He was the Glasgow boy who found his fortune in selling cups of tea, but few are aware of Thomas Lipton’s role in helping to establish another world-famous cup.
In the early 1900s, Lipton Tea founder Thomas Lipton put his name to a trophy that is regarded by some as a forerunner of football’s World Cup.
The Lipton Crown of Italy World Cup, sometimes known as the Lipton Trophy, was contested twice in Turin, Italy, in 1909 and 1911.
Incredibly, the tournament was dominated on both occasions by West Auckland FC: a lowly amateur team from a tiny mining village in North East England, who would thrash Italian giants Juventus in the 1911 final by six goals to one.
It’s exactly the kind of odds-conquering tale that would have been approved of by Lipton himself.
Thomas Lipton was born into poverty in 1848 in a four-room tenement at 10 Crown Street, in the Hutchesontown area of the Gorbals.
In his youth, Lipton moved to the United States where he was employed in the grocery business. Upon his return to Scotland, Lipton took what he had learned in the Americas and established his own successful retail chain, and later entered the tea business in Ceylon, in what is now Sri Lanka.
As the Glaswegian tea magnate’s personal wealth increased, so did his generosity and philanthropy.
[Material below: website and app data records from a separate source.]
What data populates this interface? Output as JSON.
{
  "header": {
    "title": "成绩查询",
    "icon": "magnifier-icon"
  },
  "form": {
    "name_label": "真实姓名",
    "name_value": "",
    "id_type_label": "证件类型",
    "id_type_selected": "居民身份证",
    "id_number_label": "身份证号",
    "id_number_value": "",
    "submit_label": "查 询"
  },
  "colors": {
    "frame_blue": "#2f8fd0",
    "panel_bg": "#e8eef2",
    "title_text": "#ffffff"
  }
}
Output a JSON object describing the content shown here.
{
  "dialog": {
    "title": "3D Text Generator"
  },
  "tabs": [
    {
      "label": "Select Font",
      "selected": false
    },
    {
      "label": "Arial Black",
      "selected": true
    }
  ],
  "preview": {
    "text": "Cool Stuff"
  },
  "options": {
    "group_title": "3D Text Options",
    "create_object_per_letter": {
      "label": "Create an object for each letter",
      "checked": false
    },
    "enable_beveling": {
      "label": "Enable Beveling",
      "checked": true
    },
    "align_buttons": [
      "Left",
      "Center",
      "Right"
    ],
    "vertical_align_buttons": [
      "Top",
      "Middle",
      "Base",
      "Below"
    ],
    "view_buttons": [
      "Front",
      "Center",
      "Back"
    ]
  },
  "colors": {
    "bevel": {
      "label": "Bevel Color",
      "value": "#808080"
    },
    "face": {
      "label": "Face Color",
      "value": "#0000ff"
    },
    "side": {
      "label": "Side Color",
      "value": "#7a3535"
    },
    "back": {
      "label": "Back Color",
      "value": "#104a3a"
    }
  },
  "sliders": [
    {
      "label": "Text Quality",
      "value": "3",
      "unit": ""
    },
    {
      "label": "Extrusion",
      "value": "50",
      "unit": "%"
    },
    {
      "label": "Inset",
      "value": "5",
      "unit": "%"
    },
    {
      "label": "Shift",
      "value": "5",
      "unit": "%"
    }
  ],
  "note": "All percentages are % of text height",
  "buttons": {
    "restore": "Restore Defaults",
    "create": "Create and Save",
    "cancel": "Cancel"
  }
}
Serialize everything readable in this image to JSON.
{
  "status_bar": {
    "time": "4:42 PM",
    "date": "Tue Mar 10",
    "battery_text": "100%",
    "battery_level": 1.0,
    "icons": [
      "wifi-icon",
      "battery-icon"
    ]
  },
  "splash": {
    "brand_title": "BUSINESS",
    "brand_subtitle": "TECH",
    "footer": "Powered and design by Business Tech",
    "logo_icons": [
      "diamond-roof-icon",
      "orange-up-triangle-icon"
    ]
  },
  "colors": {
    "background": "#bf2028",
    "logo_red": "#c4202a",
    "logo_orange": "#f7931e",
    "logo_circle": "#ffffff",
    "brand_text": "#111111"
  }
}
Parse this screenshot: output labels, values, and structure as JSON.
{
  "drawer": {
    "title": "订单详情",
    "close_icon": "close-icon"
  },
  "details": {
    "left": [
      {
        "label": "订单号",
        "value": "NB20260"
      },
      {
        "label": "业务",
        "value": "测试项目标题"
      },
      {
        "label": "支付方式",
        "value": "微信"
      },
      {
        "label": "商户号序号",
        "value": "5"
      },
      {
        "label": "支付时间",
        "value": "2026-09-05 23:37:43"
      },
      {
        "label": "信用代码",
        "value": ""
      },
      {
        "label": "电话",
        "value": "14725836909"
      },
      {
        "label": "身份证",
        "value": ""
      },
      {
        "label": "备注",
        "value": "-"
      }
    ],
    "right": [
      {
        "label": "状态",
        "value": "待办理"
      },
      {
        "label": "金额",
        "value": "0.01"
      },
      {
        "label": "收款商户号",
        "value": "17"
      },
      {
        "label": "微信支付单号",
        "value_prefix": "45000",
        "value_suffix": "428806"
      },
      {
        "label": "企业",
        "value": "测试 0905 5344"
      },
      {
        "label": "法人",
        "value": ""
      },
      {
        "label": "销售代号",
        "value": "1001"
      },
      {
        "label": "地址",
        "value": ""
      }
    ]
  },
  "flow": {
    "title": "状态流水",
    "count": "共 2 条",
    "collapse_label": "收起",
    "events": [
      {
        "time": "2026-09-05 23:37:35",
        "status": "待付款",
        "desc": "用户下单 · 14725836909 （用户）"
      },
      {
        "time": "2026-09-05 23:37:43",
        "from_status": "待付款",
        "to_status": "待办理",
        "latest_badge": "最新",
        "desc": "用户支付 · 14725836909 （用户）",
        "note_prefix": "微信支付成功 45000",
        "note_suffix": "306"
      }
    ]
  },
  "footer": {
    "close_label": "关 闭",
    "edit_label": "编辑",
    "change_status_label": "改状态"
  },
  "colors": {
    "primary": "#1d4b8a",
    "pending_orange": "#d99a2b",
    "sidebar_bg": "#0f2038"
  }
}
Lipton raised vast sums of money to help the poor in Victorian Britain and began sponsoring a wide array of sporting events from sailing and racing, to cricket and football.
Backed by Lipton Tea and the Italian royal family, the Sir Thomas Lipton Trophy was contested twice in Turin, Italy, in 1909 and 1911.
Representing England, West Auckland FC joined top sides from Italy, Germany and Switzerland in the invite-only cup.
While the tournament did not feature international teams, many football historians consider the Lipton Trophy to have served as the inspiration for the FIFA World Cup that began in 1930.
West Auckland were victorious in both 1909 and 1911, making the County Durham side the first ever unofficial world champions.
In the 1911 final, the miners further cemented their place in footballing history by defeating the then Italian amateurs Juventus by six goals to one.
The astonishing story of West Auckland’s double triumph was recently covered by YouTube vlogger Sam North, whose Footy Adventures channel has been gaining in popularity among Scottish football fans over the past couple of years.
In the video, Sam visits the village of West Auckland, which describes itself as the ‘home of the first world cup’, and discovers the replica of the Thomas Lipton trophy (the original was stolen in 1994) on display in the local working men’s club.
Following Lipton's death in London in 1931, the company he founded has gone from strength to strength.
Lipton remains one of the world's top 10 most successful tea brands and is the clear market leader in virtually every country it's sold - including the US, which differs from most other countries in that Lipton's tea is most commonly consumed cold.
The Mitchell Library holds an extensive archive relating to Thomas Lipton, comprising of more than 100 large volumes of press cuttings, photographs and memorabilia all from the Gorbals-born tycoon's own personal collection.